## BRIEF
Reproduce the closing part of the entries exactly: the line with "Extract the structured" and all lines after it, ending with the last line, and nothing else.

## GIVEN INFORMATION
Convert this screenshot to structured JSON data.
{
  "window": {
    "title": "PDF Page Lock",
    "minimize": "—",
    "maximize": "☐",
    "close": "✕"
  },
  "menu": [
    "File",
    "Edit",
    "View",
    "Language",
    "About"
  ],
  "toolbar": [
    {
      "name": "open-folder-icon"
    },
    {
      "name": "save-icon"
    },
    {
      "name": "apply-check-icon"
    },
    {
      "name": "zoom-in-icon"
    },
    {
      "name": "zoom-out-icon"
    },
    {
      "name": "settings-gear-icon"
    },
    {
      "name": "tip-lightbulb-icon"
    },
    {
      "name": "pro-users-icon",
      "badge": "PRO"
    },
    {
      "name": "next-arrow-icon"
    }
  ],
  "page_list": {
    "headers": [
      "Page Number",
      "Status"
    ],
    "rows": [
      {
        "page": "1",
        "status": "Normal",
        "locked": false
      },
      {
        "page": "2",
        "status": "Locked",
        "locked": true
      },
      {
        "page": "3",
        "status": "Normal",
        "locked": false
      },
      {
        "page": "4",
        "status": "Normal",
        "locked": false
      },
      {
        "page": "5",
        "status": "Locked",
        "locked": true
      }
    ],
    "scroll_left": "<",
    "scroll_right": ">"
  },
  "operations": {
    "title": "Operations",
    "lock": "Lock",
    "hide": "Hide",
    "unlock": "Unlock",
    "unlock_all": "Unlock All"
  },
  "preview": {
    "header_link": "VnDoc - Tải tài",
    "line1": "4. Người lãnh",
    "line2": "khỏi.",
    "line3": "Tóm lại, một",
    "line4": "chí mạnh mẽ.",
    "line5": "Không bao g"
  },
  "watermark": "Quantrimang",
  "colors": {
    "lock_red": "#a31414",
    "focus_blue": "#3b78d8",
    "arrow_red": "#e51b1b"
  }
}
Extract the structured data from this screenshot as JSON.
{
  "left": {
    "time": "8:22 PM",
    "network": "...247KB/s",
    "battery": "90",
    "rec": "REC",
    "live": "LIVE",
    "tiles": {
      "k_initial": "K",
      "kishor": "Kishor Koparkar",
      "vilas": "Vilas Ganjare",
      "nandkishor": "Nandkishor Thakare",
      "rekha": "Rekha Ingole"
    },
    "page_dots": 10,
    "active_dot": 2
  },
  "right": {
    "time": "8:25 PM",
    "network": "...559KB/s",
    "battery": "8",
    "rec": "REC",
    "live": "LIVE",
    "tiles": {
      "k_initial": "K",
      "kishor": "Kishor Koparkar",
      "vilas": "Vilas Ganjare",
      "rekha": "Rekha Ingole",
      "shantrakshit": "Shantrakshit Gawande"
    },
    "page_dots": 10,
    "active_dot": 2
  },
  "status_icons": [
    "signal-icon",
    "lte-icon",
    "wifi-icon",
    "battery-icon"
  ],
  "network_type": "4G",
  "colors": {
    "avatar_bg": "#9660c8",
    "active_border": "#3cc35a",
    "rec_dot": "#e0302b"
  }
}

## EXERCISE RESULT
Extract the structured data from this screenshot as JSON.
{
  "left": {
    "time": "8:22 PM",
    "network": "...247KB/s",
    "battery": "90",
    "rec": "REC",
    "live": "LIVE",
    "tiles": {
      "k_initial": "K",
      "kishor": "Kishor Koparkar",
      "vilas": "Vilas Ganjare",
      "nandkishor": "Nandkishor Thakare",
      "rekha": "Rekha Ingole"
    },
    "page_dots": 10,
    "active_dot": 2
  },
  "right": {
    "time": "8:25 PM",
    "network": "...559KB/s",
    "battery": "8",
    "rec": "REC",
    "live": "LIVE",
    "tiles": {
      "k_initial": "K",
      "kishor": "Kishor Koparkar",
      "vilas": "Vilas Ganjare",
      "rekha": "Rekha Ingole",
      "shantrakshit": "Shantrakshit Gawande"
    },
    "page_dots": 10,
    "active_dot": 2
  },
  "status_icons": [
    "signal-icon",
    "lte-icon",
    "wifi-icon",
    "battery-icon"
  ],
  "network_type": "4G",
  "colors": {
    "avatar_bg": "#9660c8",
    "active_border": "#3cc35a",
    "rec_dot": "#e0302b"
  }
}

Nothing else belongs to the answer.